just wanted to go inside. Then, as I reached my door, I heard:
It’s been 25 years and the next 10 or 15 seconds is a bit blurry. It was dark, my back was turned. I was scared. Really scared. I slowly turned around. I don’t remember if he had a gun pointed at me. Maybe he did. It was dark. Even if he didn’t, maybe he had a gun on him. I just really can’t remember. I was really scared.
I remember the next part much better. He said: “You were driving recklessly and you are under arrest.” Quickly, my legal mind turned on and I said: “You were driving recklessly, maybe we both were but I was no more reckless than you.” He told me “You are under arrest and I am taking you to jail.” I said: “I am not under arrest. I am going to turn around and walk inside my house. You have no right to be here. You have no reason to detain me.” I think he started realizing I knew my rights better than most. Maybe he was now thinking about the Foxwood neighborhood and the fact this particular house was one of the biggest on the street. He hesitated,
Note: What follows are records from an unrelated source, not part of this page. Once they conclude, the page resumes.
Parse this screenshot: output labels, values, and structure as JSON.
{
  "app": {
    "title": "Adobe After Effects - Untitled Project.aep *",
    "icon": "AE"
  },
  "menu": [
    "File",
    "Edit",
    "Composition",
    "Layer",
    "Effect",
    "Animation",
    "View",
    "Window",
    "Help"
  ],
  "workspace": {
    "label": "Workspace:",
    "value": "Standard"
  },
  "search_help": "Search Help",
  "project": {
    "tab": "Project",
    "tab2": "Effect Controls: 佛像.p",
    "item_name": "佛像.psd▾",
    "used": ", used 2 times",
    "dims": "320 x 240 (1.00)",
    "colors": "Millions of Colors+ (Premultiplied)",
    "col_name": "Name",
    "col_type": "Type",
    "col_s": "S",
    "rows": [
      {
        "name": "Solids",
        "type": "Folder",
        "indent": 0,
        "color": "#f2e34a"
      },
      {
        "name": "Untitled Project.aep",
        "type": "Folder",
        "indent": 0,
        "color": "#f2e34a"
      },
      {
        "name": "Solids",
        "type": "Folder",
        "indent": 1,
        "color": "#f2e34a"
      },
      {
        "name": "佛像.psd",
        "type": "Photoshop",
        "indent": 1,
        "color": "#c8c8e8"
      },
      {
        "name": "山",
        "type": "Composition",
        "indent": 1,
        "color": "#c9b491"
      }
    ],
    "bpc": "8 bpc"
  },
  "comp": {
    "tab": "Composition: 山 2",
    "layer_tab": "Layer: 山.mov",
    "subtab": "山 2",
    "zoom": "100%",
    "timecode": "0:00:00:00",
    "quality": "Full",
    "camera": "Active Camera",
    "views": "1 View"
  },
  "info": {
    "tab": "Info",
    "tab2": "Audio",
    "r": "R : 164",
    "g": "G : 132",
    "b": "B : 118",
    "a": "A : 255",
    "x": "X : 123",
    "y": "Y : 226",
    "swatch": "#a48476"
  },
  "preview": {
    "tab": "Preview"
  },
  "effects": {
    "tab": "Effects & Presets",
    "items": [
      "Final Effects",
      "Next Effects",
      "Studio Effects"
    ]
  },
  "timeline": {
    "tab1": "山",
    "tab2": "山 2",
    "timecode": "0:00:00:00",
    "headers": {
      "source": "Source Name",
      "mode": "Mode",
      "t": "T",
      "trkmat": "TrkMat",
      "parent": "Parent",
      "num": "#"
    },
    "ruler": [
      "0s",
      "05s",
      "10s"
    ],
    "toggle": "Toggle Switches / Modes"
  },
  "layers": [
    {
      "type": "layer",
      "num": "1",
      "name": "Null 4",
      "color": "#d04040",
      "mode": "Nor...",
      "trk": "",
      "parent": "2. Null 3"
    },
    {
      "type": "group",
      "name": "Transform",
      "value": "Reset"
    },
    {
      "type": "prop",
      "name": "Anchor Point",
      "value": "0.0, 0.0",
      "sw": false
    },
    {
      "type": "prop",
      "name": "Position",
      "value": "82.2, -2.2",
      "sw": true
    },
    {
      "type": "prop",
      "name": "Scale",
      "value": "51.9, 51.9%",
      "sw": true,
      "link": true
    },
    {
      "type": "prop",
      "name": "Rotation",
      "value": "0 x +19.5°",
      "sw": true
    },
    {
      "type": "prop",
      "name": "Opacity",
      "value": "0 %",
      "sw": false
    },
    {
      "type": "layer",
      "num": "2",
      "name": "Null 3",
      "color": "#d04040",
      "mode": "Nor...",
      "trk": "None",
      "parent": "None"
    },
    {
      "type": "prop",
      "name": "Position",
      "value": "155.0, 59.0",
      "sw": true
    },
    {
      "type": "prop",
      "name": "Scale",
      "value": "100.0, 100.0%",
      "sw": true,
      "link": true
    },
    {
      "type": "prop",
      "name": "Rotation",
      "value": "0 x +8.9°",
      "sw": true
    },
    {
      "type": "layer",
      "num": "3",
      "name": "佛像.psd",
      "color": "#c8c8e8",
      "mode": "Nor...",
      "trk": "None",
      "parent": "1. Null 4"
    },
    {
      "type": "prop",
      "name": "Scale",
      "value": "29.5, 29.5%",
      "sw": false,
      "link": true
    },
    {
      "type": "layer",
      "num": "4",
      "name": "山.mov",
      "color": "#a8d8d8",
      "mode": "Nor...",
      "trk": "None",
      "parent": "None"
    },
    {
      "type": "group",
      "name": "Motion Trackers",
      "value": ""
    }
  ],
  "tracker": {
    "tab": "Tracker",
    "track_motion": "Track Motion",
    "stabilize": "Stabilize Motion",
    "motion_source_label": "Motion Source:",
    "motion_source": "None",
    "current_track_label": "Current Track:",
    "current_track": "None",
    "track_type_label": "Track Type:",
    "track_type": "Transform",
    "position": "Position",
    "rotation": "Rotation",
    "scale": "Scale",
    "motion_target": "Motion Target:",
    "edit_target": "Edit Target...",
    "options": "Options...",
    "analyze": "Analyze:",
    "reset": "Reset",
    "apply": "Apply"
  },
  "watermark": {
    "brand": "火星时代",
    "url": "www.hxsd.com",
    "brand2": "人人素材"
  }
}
but then said “I will back here tomorrow morning with a warrant for your arrest and you are going to jail.” I said, “I’m going to turn around, unlock this door, go inside and you need to leave. Otherwise, I am calling the police tonight.” I then went inside and he left.
I was scared that night. I thought he might come back but he didn’t. I woke early and went to my future law office. My law partner was a prominent man in town. He was a State Representative, his family owned the main bank and he was pretty straight forward when he spoke. I told him
what happened the night before. Before the story was even over, he dialed the police department and asked for the Chief, who quickly came online. My partner said: “Chief, you have a young policeman who harassed my partner Pat O’Brien last night. You need to nip this in the bud and we don’t want to hear about this nonsense again.” And, that was that. I didn’t get arrested. I
never heard from this policeman again. To this day, I couldn’t tell you what he looked like, his name, where he lives now or anything. Well, I do remember he was “white” – just like me.
As the years have passed, I have seen many things – the Rodney King beating, the Eric Garner video, Ferguson and most recently, the George Floyd murder. Every time I see one of these horrific situations play out, I think about that night in July of 1995. I think about what would have happened if my car had driven to a neighborhood on “the other side of the tracks”. I think about how someone without three years of law school training would have handled himself when faced with an angry, young white off duty policeman trying to impress his date. I think about what would have happened if I had been “black”.
I’m still trying to learn and grow. Lately, when it comes to race relations, I’m trying to listen more. However, my first instinct is to always come up with a solution. That might be a post for a different day. For now, I am trying to understand and empathize.